• [Your objective] One number is the whole answer: the tally of lines in the records that include the word "Codes".

• [Provided material]
-------
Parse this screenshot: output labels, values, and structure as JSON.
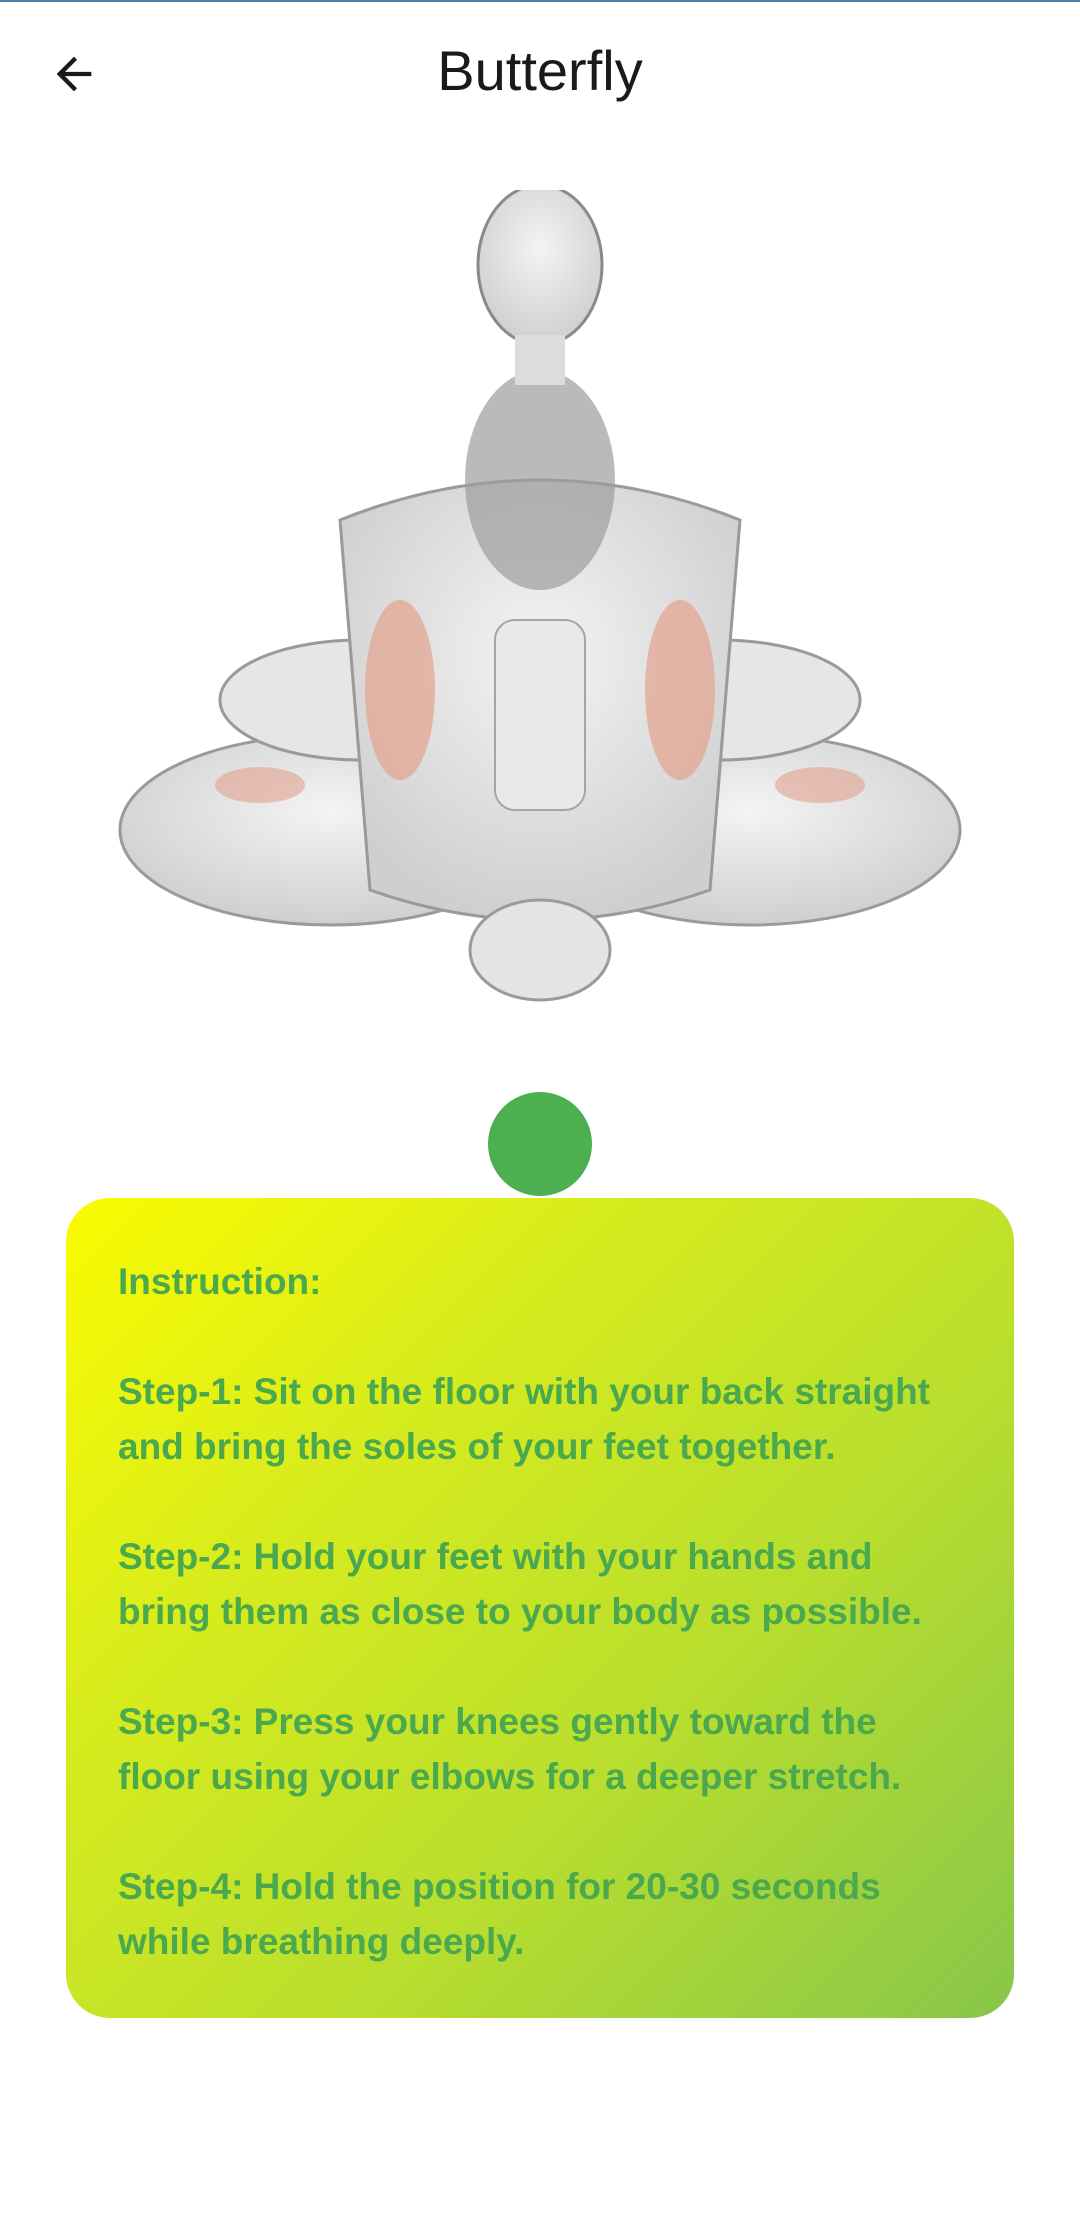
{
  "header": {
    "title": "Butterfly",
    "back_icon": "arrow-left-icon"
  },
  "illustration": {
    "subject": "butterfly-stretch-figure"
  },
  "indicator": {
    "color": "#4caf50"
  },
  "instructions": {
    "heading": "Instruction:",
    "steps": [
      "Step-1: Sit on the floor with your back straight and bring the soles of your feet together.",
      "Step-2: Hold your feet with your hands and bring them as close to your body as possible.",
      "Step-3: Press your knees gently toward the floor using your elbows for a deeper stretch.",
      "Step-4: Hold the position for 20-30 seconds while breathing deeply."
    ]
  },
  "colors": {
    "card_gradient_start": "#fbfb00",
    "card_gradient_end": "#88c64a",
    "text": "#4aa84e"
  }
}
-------
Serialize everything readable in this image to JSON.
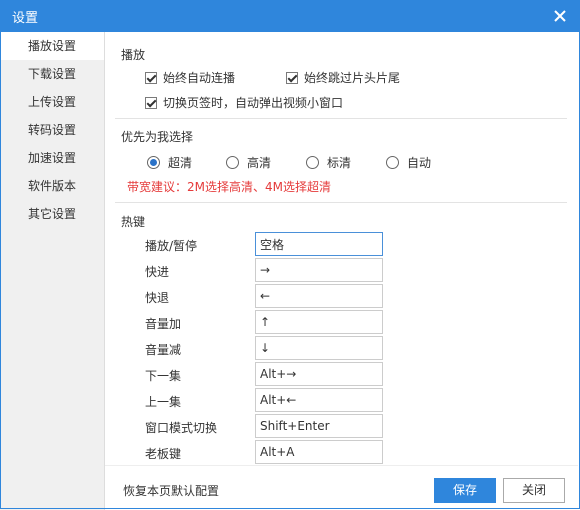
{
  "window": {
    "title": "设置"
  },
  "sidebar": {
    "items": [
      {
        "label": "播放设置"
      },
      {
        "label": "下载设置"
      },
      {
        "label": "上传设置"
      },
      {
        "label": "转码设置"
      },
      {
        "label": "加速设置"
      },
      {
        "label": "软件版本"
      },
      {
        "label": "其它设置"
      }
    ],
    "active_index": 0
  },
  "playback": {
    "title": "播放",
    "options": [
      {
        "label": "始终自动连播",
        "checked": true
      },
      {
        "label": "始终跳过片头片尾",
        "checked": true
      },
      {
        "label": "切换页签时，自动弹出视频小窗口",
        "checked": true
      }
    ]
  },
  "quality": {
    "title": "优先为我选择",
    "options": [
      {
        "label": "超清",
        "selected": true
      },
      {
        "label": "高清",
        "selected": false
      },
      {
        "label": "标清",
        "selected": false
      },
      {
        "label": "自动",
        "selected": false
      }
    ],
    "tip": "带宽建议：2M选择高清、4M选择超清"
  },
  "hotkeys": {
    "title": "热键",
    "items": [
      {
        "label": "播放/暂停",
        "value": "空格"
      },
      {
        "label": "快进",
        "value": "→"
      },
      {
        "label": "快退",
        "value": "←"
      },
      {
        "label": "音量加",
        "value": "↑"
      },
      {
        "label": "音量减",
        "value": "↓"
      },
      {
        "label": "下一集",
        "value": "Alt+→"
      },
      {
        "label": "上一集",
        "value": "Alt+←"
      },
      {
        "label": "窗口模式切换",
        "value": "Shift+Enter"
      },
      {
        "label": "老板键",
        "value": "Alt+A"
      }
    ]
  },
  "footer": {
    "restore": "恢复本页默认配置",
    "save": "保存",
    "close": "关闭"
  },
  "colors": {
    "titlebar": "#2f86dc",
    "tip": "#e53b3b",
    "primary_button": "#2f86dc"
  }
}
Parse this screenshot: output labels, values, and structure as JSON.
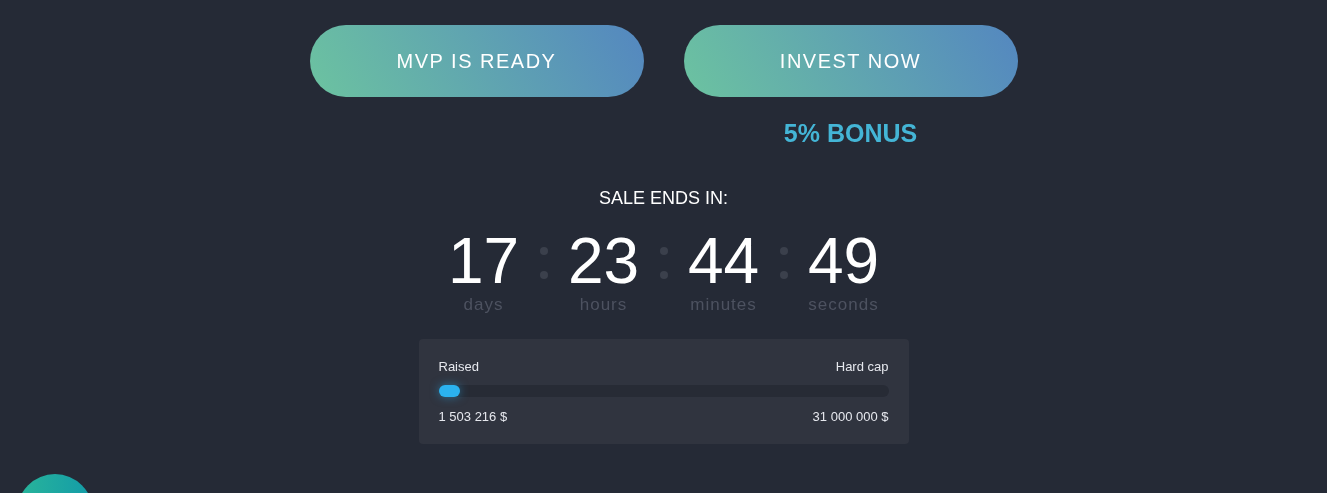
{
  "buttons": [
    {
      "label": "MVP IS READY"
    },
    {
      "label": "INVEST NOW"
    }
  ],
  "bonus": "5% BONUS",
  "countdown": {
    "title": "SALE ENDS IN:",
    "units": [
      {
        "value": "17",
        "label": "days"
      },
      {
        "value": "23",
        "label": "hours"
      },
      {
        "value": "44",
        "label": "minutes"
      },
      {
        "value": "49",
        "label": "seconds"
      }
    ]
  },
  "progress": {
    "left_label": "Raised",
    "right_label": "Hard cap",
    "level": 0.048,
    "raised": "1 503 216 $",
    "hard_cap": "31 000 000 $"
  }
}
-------
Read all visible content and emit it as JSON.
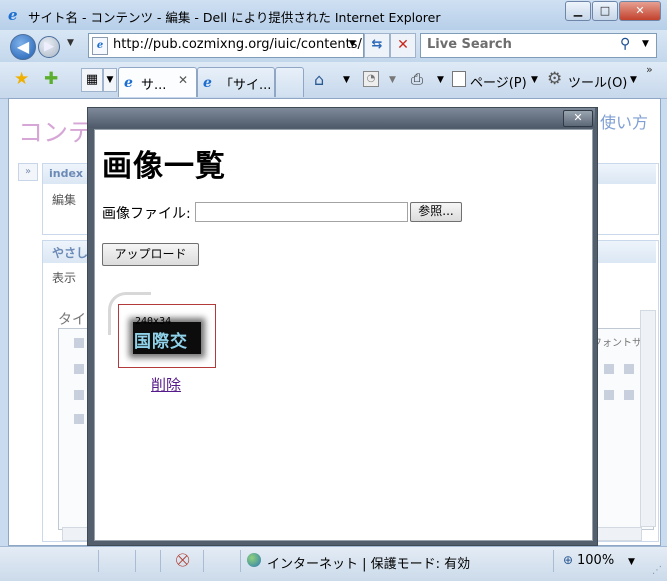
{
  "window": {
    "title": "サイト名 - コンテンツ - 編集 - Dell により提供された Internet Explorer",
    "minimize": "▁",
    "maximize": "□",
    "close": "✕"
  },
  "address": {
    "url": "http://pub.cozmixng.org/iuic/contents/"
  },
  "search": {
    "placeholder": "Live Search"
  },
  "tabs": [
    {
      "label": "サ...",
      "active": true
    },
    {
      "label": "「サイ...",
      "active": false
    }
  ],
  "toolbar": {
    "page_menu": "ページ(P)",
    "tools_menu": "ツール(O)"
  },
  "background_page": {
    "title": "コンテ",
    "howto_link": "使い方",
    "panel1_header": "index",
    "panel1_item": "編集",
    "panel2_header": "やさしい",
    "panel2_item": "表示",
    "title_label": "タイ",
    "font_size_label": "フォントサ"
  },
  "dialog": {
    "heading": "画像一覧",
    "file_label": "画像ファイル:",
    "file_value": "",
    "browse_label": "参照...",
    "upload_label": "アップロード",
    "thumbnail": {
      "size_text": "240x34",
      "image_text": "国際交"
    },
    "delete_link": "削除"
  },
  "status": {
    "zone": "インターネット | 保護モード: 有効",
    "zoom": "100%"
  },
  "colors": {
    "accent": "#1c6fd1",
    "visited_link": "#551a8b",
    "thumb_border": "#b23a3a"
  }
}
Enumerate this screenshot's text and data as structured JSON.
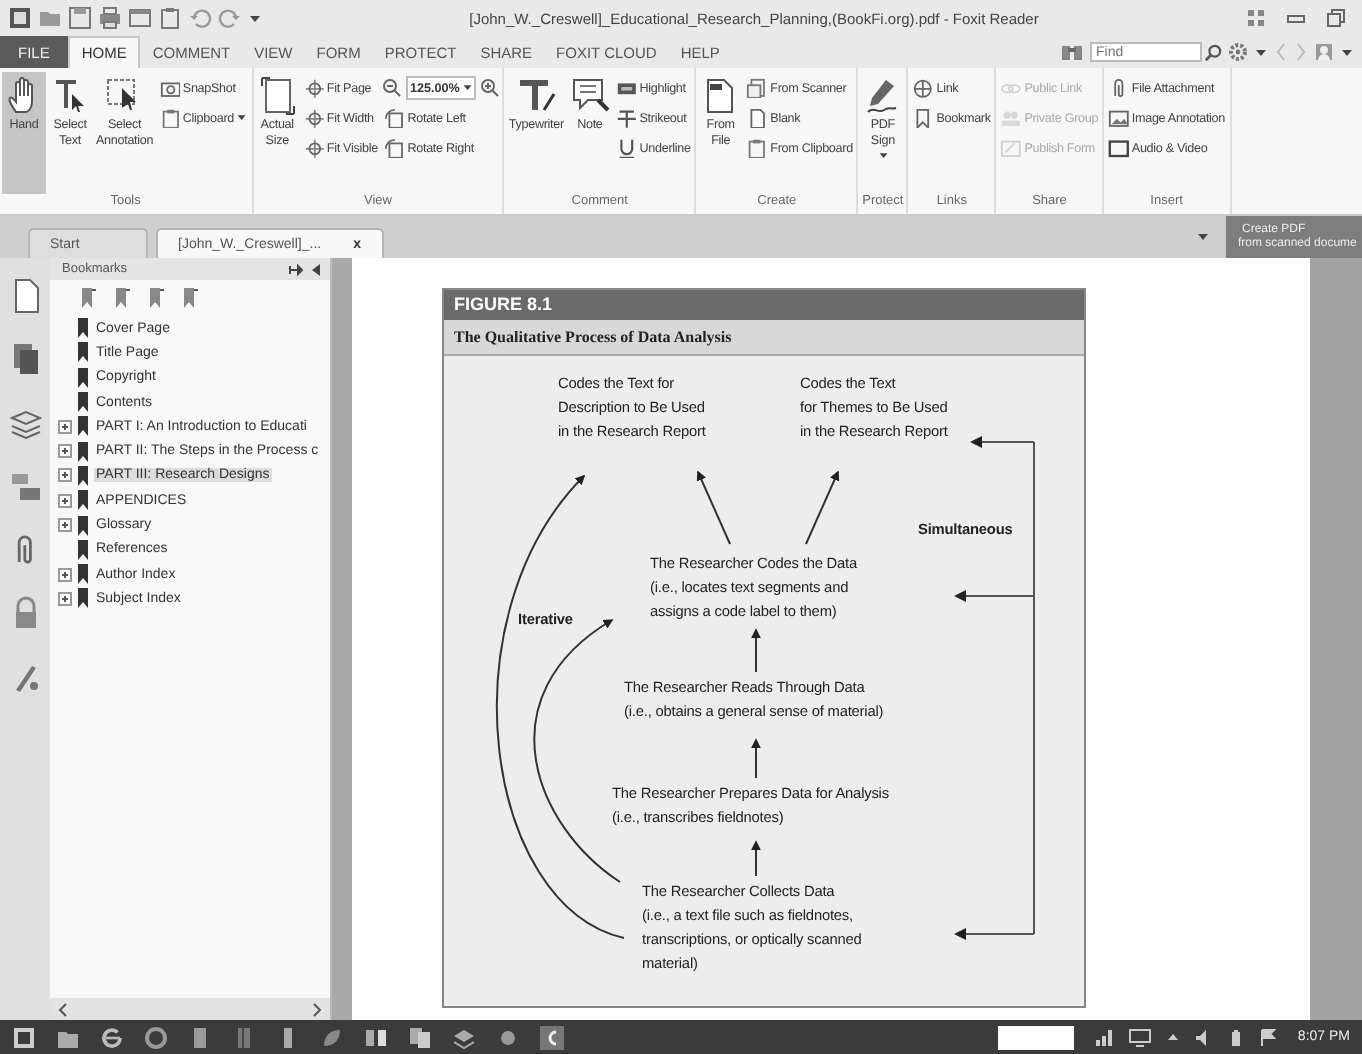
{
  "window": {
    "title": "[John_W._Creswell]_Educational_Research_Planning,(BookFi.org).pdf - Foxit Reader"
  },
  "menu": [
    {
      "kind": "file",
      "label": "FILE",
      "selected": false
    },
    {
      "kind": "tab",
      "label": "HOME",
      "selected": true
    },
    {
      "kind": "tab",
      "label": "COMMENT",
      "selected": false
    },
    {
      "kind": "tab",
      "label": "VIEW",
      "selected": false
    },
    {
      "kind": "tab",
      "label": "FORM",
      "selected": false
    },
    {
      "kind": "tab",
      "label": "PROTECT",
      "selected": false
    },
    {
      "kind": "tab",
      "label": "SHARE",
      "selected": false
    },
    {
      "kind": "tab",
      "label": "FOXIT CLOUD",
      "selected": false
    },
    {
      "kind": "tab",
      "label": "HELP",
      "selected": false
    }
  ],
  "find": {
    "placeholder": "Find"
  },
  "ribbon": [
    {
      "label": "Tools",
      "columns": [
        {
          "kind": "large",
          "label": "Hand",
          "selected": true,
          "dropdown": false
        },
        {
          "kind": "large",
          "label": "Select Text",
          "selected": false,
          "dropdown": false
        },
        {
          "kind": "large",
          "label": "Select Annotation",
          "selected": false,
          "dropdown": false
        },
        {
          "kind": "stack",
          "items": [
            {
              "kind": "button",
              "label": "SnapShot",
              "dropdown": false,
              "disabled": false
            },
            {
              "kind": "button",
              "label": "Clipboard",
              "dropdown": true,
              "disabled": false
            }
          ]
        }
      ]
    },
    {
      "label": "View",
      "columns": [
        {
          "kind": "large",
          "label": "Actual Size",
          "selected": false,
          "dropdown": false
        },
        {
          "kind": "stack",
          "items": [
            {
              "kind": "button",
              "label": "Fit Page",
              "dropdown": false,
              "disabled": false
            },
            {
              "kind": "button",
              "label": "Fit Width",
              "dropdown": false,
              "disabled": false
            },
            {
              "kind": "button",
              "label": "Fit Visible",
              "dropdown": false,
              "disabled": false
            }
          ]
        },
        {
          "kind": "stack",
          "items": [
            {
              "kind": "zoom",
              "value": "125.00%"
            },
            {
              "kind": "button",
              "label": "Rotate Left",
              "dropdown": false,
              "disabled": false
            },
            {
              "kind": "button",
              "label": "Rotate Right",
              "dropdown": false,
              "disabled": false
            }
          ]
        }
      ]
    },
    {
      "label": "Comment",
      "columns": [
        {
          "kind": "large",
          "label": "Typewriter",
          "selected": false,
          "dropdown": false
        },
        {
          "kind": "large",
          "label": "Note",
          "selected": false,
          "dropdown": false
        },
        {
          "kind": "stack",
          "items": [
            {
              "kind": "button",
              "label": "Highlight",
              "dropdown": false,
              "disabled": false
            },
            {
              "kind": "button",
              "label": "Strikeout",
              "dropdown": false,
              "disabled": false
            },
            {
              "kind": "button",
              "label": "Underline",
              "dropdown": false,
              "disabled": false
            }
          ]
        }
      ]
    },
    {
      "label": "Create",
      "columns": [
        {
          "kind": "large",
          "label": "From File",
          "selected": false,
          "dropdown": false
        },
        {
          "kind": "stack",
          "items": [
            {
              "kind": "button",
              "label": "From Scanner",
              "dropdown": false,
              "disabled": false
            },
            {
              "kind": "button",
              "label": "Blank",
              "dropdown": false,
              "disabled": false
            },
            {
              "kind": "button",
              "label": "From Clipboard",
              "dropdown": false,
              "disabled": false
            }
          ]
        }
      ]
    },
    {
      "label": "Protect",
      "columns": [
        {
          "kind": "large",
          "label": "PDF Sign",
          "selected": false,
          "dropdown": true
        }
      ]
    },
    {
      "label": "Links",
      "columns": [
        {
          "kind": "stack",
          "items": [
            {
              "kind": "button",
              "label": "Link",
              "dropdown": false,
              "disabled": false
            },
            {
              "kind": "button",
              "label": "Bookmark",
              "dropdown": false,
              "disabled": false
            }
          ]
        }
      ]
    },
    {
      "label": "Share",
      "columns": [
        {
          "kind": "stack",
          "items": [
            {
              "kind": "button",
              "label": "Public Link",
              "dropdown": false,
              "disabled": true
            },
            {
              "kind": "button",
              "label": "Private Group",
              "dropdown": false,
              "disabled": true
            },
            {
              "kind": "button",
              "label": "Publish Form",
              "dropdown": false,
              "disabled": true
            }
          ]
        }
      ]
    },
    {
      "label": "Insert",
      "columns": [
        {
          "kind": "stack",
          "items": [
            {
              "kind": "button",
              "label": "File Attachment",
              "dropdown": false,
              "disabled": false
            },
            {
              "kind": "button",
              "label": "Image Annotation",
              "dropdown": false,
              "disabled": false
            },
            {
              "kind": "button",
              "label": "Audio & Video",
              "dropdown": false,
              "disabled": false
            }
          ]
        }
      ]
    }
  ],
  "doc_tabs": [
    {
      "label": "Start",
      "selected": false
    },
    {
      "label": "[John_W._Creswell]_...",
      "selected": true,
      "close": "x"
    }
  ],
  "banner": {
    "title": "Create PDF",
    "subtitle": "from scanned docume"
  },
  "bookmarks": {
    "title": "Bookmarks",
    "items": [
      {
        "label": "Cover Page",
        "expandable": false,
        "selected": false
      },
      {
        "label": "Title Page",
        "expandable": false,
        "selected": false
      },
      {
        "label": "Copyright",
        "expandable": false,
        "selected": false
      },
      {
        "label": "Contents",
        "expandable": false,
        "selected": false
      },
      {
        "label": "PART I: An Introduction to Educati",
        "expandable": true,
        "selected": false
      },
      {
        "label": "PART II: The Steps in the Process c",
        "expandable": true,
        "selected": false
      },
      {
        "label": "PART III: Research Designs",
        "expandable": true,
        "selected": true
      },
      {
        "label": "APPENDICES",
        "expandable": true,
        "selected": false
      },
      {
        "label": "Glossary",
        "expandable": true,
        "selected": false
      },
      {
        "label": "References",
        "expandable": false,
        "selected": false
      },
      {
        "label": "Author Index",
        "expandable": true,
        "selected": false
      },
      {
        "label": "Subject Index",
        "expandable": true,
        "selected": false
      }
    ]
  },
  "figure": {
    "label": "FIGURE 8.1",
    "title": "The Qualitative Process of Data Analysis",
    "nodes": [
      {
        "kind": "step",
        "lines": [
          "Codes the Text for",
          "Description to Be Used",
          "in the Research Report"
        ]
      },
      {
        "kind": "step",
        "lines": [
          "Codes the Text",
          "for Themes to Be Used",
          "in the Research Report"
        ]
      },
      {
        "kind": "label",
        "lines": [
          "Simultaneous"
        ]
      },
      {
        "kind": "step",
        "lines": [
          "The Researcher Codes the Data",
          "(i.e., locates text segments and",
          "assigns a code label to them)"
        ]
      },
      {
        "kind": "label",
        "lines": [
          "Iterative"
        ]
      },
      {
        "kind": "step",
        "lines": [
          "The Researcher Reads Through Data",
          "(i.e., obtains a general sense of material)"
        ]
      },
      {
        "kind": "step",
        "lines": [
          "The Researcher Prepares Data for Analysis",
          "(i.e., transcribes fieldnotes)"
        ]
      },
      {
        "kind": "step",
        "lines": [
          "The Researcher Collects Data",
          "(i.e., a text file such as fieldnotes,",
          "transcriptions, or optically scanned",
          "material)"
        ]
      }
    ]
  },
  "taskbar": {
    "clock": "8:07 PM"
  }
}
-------
• [Task response] 3